Zika Misperceptions: Many in US Unaware of Key Facts
A female Aedes aegypti mosquito
Credit: James Gathany. Provided by CDC/Paul I. Howell, MPH; Prof. Frank Hadley Collins

Many people in the U.S. are not aware of key facts about the Zika virus, according to the results of a new poll.

Researchers found that, for example, in households that included a woman who was either pregnant or considering getting pregnant in the next year, 1 in 4 people were not aware of the link between the Zika virus during pregnancy and microcephaly, a birth defect that causes an abnormally small brain and head.

"We have a key window before the mosquito season gears up in communities within the United States mainland to correct misperceptions about Zika virus so that pregnant women and their partners may take appropriate measures to protect their families," Gillian SteelFisher, director of the poll and a health policy research scientist at the Harvard T.H. Chan School of Public Health, said in a statement. [Zika Virus News: Complete Coverage Of The Outbreak]

The researchers recently polled 1,275 people in the U.S., including 105 people who live in households with a woman who is pregnant or considering getting pregnant in the next 12 months.

They found that, among the people who live in such households, 1 in 5 incorrectly believed that there is a vaccine against the Zika virus infection.

Moreover, 4 in 10 did not know that the virus can be sexually transmitted, the researchers found.
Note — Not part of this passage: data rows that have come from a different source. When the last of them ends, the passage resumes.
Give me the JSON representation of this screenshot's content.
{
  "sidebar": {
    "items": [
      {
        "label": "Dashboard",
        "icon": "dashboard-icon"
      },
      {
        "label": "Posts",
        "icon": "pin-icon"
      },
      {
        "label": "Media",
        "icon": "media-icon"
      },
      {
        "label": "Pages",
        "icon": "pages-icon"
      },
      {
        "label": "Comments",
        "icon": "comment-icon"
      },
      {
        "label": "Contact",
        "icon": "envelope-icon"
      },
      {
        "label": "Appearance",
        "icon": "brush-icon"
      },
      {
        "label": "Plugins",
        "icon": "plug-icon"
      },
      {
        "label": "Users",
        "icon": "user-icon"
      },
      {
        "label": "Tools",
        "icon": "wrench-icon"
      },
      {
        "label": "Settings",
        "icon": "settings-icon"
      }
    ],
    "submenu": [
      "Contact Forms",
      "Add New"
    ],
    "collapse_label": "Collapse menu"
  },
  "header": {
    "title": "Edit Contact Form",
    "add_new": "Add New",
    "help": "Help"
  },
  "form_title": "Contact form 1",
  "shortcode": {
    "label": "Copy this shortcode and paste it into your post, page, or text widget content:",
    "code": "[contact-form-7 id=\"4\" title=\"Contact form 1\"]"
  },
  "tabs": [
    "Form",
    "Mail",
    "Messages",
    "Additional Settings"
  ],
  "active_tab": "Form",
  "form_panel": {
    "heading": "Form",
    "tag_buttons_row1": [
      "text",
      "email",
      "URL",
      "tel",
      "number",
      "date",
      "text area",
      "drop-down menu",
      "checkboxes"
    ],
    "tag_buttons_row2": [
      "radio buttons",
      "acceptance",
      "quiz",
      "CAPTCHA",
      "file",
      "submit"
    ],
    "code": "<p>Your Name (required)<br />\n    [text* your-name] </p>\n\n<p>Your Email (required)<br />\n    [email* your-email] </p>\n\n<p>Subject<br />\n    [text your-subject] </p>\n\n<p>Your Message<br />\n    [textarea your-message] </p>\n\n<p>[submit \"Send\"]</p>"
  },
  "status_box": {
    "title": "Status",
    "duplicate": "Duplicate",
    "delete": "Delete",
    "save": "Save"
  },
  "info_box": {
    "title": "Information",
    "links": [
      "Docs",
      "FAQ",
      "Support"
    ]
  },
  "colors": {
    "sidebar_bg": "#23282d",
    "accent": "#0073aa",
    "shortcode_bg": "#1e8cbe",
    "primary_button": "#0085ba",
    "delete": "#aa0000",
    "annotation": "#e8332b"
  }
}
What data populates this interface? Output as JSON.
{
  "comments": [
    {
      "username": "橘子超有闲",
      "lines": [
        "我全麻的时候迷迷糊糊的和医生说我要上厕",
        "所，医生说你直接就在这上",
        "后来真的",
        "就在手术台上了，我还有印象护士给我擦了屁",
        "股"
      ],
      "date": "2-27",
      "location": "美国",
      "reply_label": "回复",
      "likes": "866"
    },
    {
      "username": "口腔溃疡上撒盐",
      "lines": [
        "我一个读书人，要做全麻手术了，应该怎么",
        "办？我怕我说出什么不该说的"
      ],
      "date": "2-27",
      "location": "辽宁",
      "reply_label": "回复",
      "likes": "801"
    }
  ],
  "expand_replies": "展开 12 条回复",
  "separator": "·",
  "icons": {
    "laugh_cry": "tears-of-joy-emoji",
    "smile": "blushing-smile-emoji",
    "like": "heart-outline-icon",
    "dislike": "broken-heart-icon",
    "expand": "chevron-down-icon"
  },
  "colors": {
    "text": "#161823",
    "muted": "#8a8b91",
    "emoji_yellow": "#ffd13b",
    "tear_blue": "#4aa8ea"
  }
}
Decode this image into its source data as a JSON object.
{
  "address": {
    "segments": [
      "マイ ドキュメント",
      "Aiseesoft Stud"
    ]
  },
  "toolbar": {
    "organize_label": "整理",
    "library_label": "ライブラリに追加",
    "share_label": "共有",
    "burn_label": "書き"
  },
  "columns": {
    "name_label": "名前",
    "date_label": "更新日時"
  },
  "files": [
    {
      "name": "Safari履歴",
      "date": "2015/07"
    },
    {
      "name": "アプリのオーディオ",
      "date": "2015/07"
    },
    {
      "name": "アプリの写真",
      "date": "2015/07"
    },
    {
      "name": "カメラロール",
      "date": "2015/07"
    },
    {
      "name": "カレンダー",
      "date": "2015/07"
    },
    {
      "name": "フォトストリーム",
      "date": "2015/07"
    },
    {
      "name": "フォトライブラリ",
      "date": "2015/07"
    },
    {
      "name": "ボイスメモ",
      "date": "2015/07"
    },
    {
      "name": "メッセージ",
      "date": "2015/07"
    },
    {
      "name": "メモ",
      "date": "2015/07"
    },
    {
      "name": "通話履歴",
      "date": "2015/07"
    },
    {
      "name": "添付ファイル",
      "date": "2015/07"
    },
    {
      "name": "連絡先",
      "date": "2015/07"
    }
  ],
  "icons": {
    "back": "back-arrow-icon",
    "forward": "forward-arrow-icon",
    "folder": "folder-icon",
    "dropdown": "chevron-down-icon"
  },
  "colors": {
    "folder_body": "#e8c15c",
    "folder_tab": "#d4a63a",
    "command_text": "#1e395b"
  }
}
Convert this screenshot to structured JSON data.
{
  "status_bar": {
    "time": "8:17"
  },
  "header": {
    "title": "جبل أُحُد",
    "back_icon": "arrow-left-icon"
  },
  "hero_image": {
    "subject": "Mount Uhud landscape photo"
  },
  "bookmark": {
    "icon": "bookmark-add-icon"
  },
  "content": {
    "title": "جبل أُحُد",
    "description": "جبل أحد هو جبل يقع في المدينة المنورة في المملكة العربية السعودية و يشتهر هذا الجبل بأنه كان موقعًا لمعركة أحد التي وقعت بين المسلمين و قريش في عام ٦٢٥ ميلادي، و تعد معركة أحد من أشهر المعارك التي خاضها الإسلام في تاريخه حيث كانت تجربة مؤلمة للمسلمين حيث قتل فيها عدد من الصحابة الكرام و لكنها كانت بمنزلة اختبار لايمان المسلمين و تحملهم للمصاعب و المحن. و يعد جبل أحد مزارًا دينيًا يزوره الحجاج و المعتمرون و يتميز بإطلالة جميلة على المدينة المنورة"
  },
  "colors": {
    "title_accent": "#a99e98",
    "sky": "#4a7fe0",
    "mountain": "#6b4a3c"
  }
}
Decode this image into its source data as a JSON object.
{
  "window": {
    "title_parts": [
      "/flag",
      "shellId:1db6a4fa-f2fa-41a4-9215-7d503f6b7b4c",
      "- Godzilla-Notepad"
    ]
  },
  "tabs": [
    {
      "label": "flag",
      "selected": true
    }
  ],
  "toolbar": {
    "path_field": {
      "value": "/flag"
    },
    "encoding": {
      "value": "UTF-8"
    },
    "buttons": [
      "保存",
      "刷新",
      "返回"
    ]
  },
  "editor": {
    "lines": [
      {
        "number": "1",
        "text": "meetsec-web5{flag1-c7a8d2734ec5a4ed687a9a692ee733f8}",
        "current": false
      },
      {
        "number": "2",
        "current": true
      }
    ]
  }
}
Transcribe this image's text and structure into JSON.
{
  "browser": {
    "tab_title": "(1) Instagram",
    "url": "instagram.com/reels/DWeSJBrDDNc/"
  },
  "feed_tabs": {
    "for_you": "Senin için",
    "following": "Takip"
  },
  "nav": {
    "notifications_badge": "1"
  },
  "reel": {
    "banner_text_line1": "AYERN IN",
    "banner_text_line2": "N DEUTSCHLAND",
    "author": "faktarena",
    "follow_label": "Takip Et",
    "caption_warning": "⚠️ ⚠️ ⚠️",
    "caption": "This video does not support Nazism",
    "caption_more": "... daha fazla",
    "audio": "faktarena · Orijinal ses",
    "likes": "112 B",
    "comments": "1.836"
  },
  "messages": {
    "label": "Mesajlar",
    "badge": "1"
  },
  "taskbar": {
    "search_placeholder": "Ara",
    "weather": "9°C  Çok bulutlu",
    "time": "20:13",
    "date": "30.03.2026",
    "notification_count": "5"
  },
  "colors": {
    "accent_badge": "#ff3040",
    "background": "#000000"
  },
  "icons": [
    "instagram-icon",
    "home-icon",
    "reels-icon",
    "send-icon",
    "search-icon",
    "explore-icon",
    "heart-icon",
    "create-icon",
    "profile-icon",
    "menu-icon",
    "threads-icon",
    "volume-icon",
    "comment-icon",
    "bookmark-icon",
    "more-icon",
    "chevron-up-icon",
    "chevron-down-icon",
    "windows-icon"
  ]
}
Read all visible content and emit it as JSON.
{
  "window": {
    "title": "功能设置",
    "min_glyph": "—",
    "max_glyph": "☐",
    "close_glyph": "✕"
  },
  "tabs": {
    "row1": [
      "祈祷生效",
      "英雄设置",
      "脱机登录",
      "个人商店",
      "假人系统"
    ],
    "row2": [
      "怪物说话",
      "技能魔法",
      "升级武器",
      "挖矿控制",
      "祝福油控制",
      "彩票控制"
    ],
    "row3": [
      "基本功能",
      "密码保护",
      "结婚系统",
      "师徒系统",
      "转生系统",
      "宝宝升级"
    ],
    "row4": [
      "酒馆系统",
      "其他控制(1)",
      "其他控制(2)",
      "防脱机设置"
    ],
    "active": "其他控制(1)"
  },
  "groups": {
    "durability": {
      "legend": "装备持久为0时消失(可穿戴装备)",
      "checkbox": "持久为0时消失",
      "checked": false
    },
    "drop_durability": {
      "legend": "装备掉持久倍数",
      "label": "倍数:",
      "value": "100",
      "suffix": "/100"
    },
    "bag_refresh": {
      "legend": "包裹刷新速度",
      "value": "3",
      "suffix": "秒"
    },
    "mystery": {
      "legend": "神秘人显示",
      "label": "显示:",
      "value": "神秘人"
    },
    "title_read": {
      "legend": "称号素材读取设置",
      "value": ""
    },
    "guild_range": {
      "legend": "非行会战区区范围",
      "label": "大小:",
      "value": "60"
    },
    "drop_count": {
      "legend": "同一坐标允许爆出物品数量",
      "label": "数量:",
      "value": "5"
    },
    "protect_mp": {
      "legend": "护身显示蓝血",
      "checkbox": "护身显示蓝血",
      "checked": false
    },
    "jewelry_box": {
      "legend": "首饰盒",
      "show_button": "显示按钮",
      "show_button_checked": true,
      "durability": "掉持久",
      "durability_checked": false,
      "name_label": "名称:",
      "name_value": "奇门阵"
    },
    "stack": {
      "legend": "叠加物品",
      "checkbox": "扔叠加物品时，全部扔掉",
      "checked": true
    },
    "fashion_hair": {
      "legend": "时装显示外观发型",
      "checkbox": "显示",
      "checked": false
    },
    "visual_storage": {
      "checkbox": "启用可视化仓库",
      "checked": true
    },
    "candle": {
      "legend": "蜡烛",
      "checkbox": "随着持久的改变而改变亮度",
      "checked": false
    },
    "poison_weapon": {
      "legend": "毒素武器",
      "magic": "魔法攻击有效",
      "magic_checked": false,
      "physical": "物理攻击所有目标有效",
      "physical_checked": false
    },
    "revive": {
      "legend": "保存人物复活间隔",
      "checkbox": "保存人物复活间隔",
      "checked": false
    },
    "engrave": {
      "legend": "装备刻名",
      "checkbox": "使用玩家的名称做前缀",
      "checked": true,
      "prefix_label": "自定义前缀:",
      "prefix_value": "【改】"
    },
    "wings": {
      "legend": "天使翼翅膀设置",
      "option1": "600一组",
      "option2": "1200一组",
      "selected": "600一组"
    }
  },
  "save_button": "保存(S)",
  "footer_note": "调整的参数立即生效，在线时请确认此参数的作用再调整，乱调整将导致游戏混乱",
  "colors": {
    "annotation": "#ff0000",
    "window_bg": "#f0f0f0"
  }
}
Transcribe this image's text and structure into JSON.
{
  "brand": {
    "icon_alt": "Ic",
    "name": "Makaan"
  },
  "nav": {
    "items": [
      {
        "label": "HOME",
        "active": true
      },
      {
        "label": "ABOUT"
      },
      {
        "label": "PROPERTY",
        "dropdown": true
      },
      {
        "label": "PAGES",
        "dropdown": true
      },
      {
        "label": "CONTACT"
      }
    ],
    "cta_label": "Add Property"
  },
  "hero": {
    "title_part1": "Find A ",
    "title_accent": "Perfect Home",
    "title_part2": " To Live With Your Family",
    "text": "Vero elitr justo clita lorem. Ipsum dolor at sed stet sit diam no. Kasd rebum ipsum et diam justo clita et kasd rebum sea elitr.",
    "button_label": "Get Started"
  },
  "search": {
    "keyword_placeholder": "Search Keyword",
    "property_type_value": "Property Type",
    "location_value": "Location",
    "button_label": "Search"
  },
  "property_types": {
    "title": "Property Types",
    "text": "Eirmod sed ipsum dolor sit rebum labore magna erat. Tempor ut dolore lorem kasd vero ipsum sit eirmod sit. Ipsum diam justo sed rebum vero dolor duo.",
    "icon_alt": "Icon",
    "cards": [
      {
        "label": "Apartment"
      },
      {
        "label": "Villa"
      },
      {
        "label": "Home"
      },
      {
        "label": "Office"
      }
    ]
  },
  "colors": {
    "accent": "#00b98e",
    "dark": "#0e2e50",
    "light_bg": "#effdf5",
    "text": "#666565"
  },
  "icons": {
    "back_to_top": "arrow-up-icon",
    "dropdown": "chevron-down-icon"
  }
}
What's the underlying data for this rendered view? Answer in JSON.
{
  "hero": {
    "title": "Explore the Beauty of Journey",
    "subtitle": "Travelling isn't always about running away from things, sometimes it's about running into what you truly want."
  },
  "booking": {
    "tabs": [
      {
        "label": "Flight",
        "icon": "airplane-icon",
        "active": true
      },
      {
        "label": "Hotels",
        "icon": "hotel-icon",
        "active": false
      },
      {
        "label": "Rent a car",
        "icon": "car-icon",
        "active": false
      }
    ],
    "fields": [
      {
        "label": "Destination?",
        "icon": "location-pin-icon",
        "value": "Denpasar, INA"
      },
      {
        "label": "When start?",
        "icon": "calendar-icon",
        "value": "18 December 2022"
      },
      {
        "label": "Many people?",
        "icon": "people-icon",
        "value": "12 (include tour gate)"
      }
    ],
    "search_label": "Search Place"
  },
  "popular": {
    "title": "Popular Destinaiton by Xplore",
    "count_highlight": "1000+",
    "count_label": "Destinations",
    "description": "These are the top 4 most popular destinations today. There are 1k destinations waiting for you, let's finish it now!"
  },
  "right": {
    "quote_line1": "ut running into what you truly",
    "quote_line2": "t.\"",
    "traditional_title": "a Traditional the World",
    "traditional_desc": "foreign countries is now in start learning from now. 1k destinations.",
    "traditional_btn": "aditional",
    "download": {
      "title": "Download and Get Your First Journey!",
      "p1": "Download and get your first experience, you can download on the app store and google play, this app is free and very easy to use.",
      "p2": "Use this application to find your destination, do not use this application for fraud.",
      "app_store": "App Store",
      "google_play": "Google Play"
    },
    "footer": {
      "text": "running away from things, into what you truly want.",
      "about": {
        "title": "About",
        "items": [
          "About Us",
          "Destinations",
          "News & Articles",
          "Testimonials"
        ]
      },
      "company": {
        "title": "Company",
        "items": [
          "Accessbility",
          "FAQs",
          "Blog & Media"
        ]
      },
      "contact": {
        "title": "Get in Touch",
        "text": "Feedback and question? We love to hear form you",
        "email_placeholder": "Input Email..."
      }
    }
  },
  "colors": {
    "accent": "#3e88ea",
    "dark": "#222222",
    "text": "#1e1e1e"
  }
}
In addition, a quarter said they thought that people infected with Zika are "very likely" to show symptoms of an infection. (In reality, only about 1 in 5 people infected with the virus show any symptoms of the infection, according to the Centers for Disease Control and Prevention.)

These results suggest that this key group of people — those who are pregnant, trying to get pregnant, or close to someone who is pregnant or trying — does not have accurate information about the Zika virus, the researchers said.

The findings also suggest that researchers or doctors need to get this information to women and their partners, SteelFisher said.

In their study, the researchers also found that the public, and not just people in households with pregnant women, also have certain misperceptions about the virus. [The 9 Deadliest Viruses on Earth]

For example, 4 in 10 people believe that, if a woman who is not pregnant becomes infected with the virus, it is likely to harm her potential future pregnancies. However, according to data provided by the CDC, "the Zika virus infection in a woman who is not pregnant would not pose a risk for birth defects in future pregnancies after the virus has cleared from her blood."

The CDC currently recommends that women who do become infected with Zika wait eight weeks from the time their symptoms started before trying to become pregnant. 

Though the vast majority of people know that the Zika virus is transmitted by mosquitoes, many of them have misperceptions about other facts related to its transmission. For example, 4 in 10 people are unaware that the virus can be transmitted sexually. And about a third mistakenly believe that the virus is transmitted through coughing and sneezing, the researchers found.

Such misperceptions could either prevent people from taking precautions they need to take, or they could lead them to take precautions that are inappropriate or unnecessary, SteelFisher said.

Follow Agata Blaszczak-Boxe on Twitter. Follow Live Science @livescience, Facebook & Google+. Originally published on Live Science.